Sombre Dimanche, Triste Domingo, Trauriger Sonntag, Szomoru Vasarnap or Gloomy Sunday. Any name says it, I grab it. I'm heavily obsessed with the names. I just wanna find out what's the truth in the story. The story that has stuck in my mind since schooldays when a classmate mentioned that there was a song called Gloomy Sunday and whoever listened to it committed suicide. Since the invention of internet and google, was I able to find little more information.
Not evidence but urban legend has it that in Hungary the year 1933, a struggling composer and pianist named 'Rezso Seress' composed/wrote a song called Szomoru Vasarnap in his native language after his girlfriend left him. With the help of poet Lazslo Javor, the lyrics was improvised and despite refusals by record companies for having such depressing lyrics and melancholic music, it reached the public. As the song started to associate with several suicides it was banned. In 1936, American lyricists Desmond Carter and Sam M. Lewis translated in English in their own versions and called it Gloomy Sunday. And singers like Paul Robeson and Billie Holiday sang it. Don't know if the English version was also a killer song. The song gained so much popularity that it has been translated in many languages and 100s of artists around the world have recorded in their own versions
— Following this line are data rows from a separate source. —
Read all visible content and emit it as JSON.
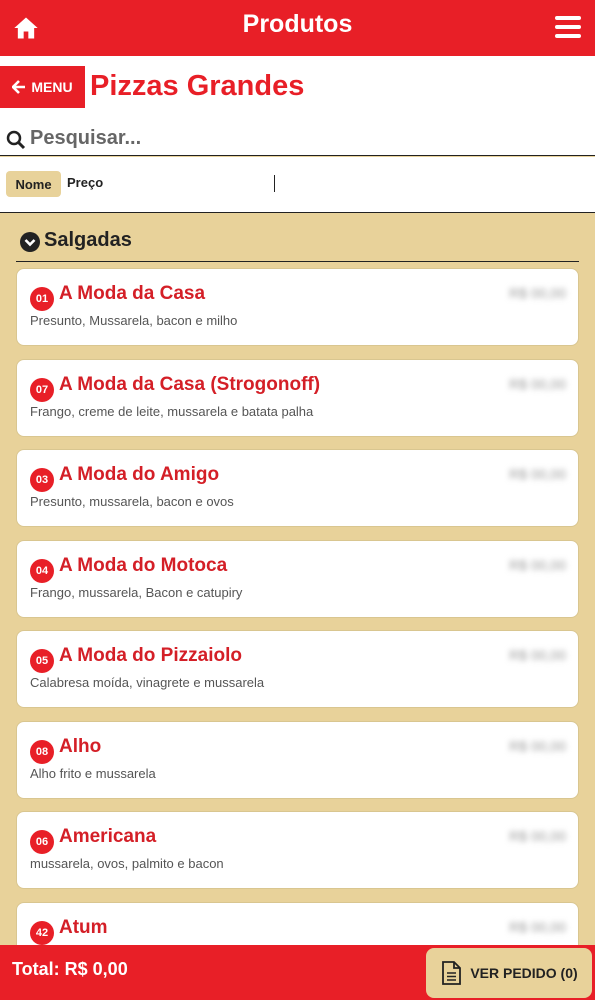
{
  "topbar": {
    "title": "Produtos",
    "home_icon": "home-icon",
    "menu_icon": "hamburger-icon"
  },
  "header": {
    "menu_label": "MENU",
    "page_title": "Pizzas Grandes"
  },
  "search": {
    "placeholder": "Pesquisar..."
  },
  "sort": {
    "nome": "Nome",
    "preco": "Preço"
  },
  "category": {
    "label": "Salgadas"
  },
  "items": [
    {
      "num": "01",
      "name": "A Moda da Casa",
      "desc": "Presunto, Mussarela, bacon e milho",
      "price": "R$ 00,00"
    },
    {
      "num": "07",
      "name": "A Moda da Casa (Strogonoff)",
      "desc": "Frango, creme de leite, mussarela e batata palha",
      "price": "R$ 00,00"
    },
    {
      "num": "03",
      "name": "A Moda do Amigo",
      "desc": "Presunto, mussarela, bacon e ovos",
      "price": "R$ 00,00"
    },
    {
      "num": "04",
      "name": "A Moda do Motoca",
      "desc": "Frango, mussarela, Bacon e catupiry",
      "price": "R$ 00,00"
    },
    {
      "num": "05",
      "name": "A Moda do Pizzaiolo",
      "desc": "Calabresa moída, vinagrete e mussarela",
      "price": "R$ 00,00"
    },
    {
      "num": "08",
      "name": "Alho",
      "desc": "Alho frito e mussarela",
      "price": "R$ 00,00"
    },
    {
      "num": "06",
      "name": "Americana",
      "desc": "mussarela, ovos, palmito e bacon",
      "price": "R$ 00,00"
    },
    {
      "num": "42",
      "name": "Atum",
      "desc": "",
      "price": "R$ 00,00"
    }
  ],
  "footer": {
    "total": "Total: R$ 0,00",
    "order_label": "VER PEDIDO (0)"
  },
  "colors": {
    "primary": "#e81f27",
    "beige": "#e8d29a"
  }
}
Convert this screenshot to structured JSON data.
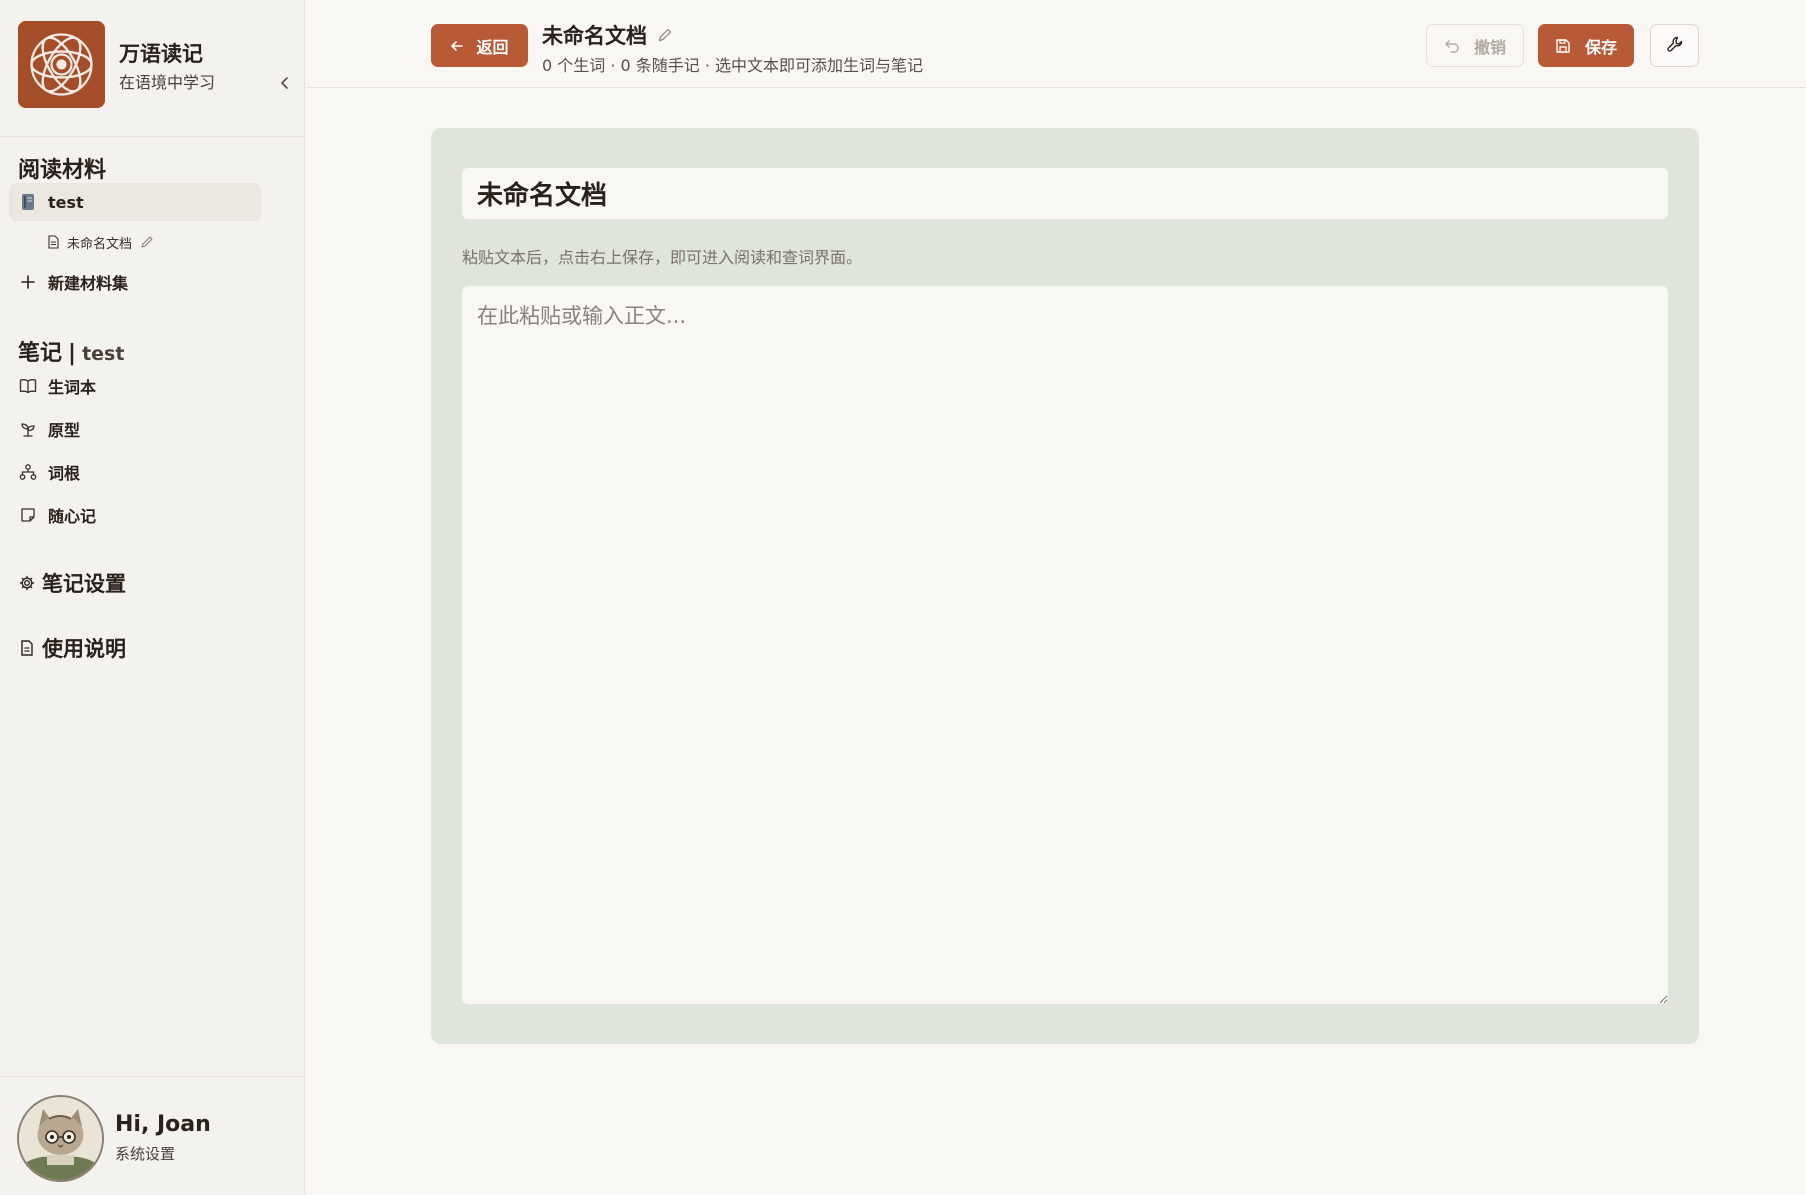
{
  "app": {
    "name": "万语读记",
    "tagline": "在语境中学习",
    "logo_icon": "flower-mandala-logo"
  },
  "sidebar": {
    "materials_title": "阅读材料",
    "collections": [
      {
        "label": "test",
        "icon": "notebook-icon",
        "active": true
      }
    ],
    "documents": [
      {
        "label": "未命名文档",
        "icon": "file-text-icon"
      }
    ],
    "new_collection_label": "新建材料集",
    "notes_title": "笔记",
    "notes_separator": "|",
    "notes_collection": "test",
    "notes_items": [
      {
        "label": "生词本",
        "icon": "book-open-icon"
      },
      {
        "label": "原型",
        "icon": "sprout-icon"
      },
      {
        "label": "词根",
        "icon": "network-icon"
      },
      {
        "label": "随心记",
        "icon": "sticky-note-icon"
      }
    ],
    "settings_label": "笔记设置",
    "help_label": "使用说明"
  },
  "user": {
    "greeting": "Hi, Joan",
    "settings_label": "系统设置",
    "avatar": "cat-with-glasses-avatar"
  },
  "toolbar": {
    "back_label": "返回",
    "doc_title": "未命名文档",
    "doc_meta": "0 个生词 · 0 条随手记 · 选中文本即可添加生词与笔记",
    "undo_label": "撤销",
    "save_label": "保存"
  },
  "editor": {
    "title_value": "未命名文档",
    "hint": "粘贴文本后，点击右上保存，即可进入阅读和查词界面。",
    "body_placeholder": "在此粘贴或输入正文...",
    "body_value": ""
  },
  "colors": {
    "accent": "#b85a36",
    "sidebar_bg": "#f4f2ee",
    "page_bg": "#f8f7f4",
    "panel_bg": "#dfe5db",
    "logo_bg": "#a44f2a"
  }
}
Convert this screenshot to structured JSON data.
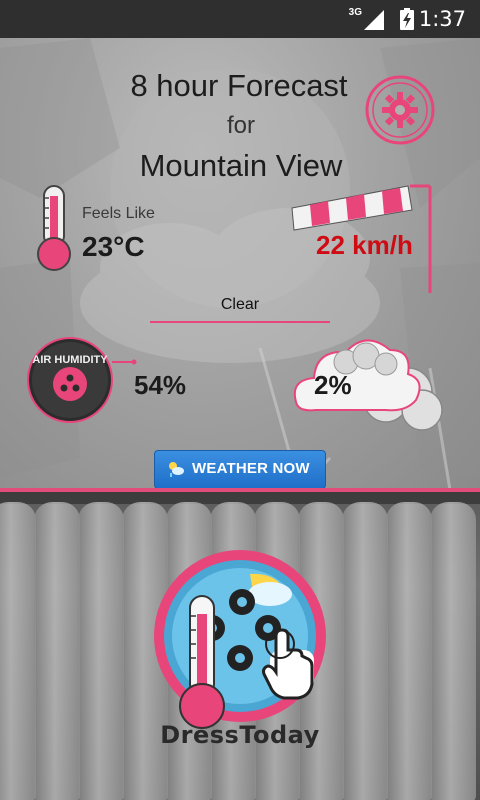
{
  "status": {
    "network": "3G",
    "time": "1:37"
  },
  "header": {
    "title": "8 hour Forecast",
    "connector": "for",
    "location": "Mountain View"
  },
  "weather": {
    "feels_like_label": "Feels Like",
    "temperature": "23°C",
    "wind_speed": "22 km/h",
    "condition": "Clear",
    "humidity_badge_label": "AIR HUMIDITY",
    "humidity": "54%",
    "precipitation": "2%"
  },
  "actions": {
    "weather_now_label": "WEATHER NOW"
  },
  "app": {
    "name": "DressToday"
  },
  "colors": {
    "accent": "#e8457b",
    "wind_text": "#cf0b14",
    "button": "#2a7fd6",
    "status_bar": "#2f2f2f"
  },
  "icons": [
    "settings-gear-icon",
    "thermometer-icon",
    "windsock-icon",
    "air-humidity-icon",
    "rain-cloud-icon",
    "weather-now-icon",
    "dress-today-logo-icon"
  ]
}
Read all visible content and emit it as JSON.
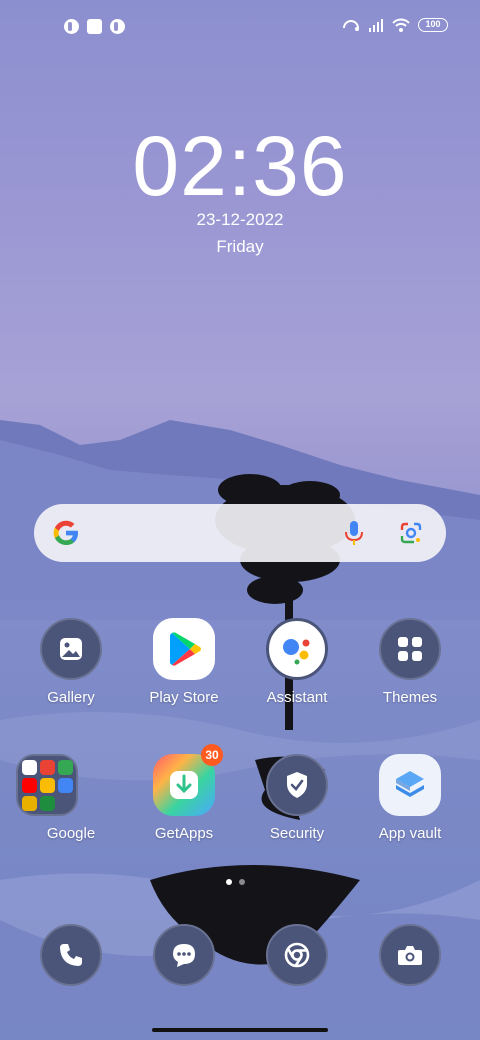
{
  "status_bar": {
    "left_icons": [
      "app-notification-icon",
      "square-notification-icon",
      "app-notification-icon"
    ],
    "right_icons": [
      "hotspot-icon",
      "signal-icon",
      "wifi-icon"
    ],
    "battery": "100"
  },
  "lockclock": {
    "time": "02:36",
    "date": "23-12-2022",
    "day": "Friday"
  },
  "search": {
    "icons": [
      "google-logo-icon",
      "microphone-icon",
      "google-lens-icon"
    ]
  },
  "apps_row1": [
    {
      "label": "Gallery",
      "icon": "gallery-icon"
    },
    {
      "label": "Play Store",
      "icon": "play-store-icon"
    },
    {
      "label": "Assistant",
      "icon": "assistant-icon"
    },
    {
      "label": "Themes",
      "icon": "themes-icon"
    }
  ],
  "apps_row2": [
    {
      "label": "Google",
      "icon": "google-folder-icon"
    },
    {
      "label": "GetApps",
      "icon": "getapps-icon",
      "badge": "30"
    },
    {
      "label": "Security",
      "icon": "security-icon"
    },
    {
      "label": "App vault",
      "icon": "app-vault-icon"
    }
  ],
  "dock": [
    "phone-icon",
    "messages-icon",
    "chrome-icon",
    "camera-icon"
  ],
  "colors": {
    "wallpaper_top": "#8c8fcf",
    "icon_bg": "#4b5479",
    "badge": "#ff5a1f"
  }
}
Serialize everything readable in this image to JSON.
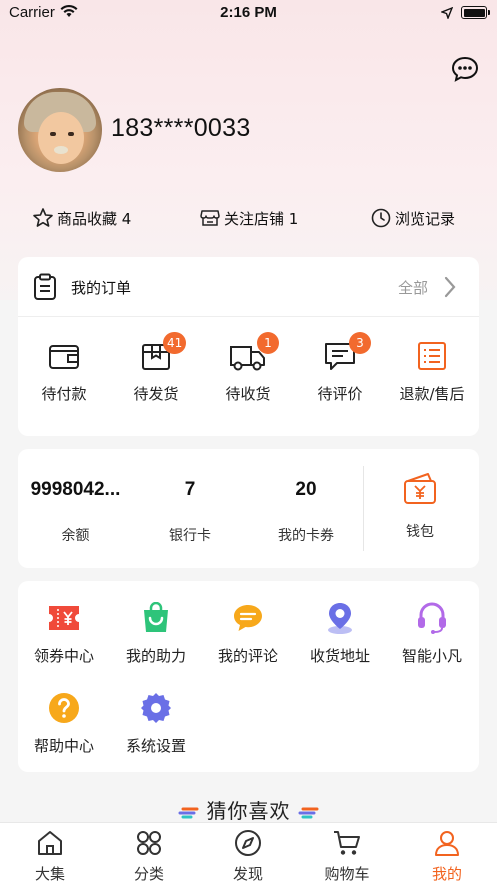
{
  "status_bar": {
    "carrier": "Carrier",
    "time": "2:16 PM"
  },
  "profile": {
    "phone": "183****0033"
  },
  "quick_links": [
    {
      "label": "商品收藏 4",
      "icon": "star-icon"
    },
    {
      "label": "关注店铺 1",
      "icon": "shop-icon"
    },
    {
      "label": "浏览记录",
      "icon": "clock-icon"
    }
  ],
  "orders": {
    "title": "我的订单",
    "all_label": "全部",
    "items": [
      {
        "label": "待付款",
        "icon": "wallet-icon",
        "badge": ""
      },
      {
        "label": "待发货",
        "icon": "box-icon",
        "badge": "41"
      },
      {
        "label": "待收货",
        "icon": "truck-icon",
        "badge": "1"
      },
      {
        "label": "待评价",
        "icon": "comment-icon",
        "badge": "3"
      },
      {
        "label": "退款/售后",
        "icon": "refund-list-icon",
        "badge": ""
      }
    ]
  },
  "wallet": {
    "stats": [
      {
        "value": "9998042...",
        "label": "余额"
      },
      {
        "value": "7",
        "label": "银行卡"
      },
      {
        "value": "20",
        "label": "我的卡券"
      }
    ],
    "wallet_label": "钱包"
  },
  "services": [
    {
      "label": "领券中心",
      "icon": "coupon-icon"
    },
    {
      "label": "我的助力",
      "icon": "shopping-bag-icon"
    },
    {
      "label": "我的评论",
      "icon": "chat-bubble-icon"
    },
    {
      "label": "收货地址",
      "icon": "location-pin-icon"
    },
    {
      "label": "智能小凡",
      "icon": "headset-icon"
    },
    {
      "label": "帮助中心",
      "icon": "help-icon"
    },
    {
      "label": "系统设置",
      "icon": "settings-gear-icon"
    }
  ],
  "guess_title": "猜你喜欢",
  "tabs": [
    {
      "label": "大集",
      "icon": "home-icon",
      "active": false
    },
    {
      "label": "分类",
      "icon": "category-icon",
      "active": false
    },
    {
      "label": "发现",
      "icon": "compass-icon",
      "active": false
    },
    {
      "label": "购物车",
      "icon": "cart-icon",
      "active": false
    },
    {
      "label": "我的",
      "icon": "user-icon",
      "active": true
    }
  ],
  "colors": {
    "accent": "#f2631f",
    "badge": "#f26a2e",
    "hero_bg": "#f9e6e8"
  }
}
The information is all what's in the internet. I want the evidence. The German movie 'Gloomy Sunday' (aka 'Ein Lied von Liebe und Tod') is imaginary story based on the facts directed by Rolf Schübel. It's like the movie 'Titanic'. Another Hungarian book called 'Szomoru Vasarnap' is again imaginary drama based on the true story written by Peter Muller. Books such as 'The Giant Book Of Strange But True' by Tom Slemen, 'Dark Delicacies' by Del Howison and Jeff Gelb and this 'Copycat Effect' mention about Gloomy Sunday. It's the reason for which I possess these books.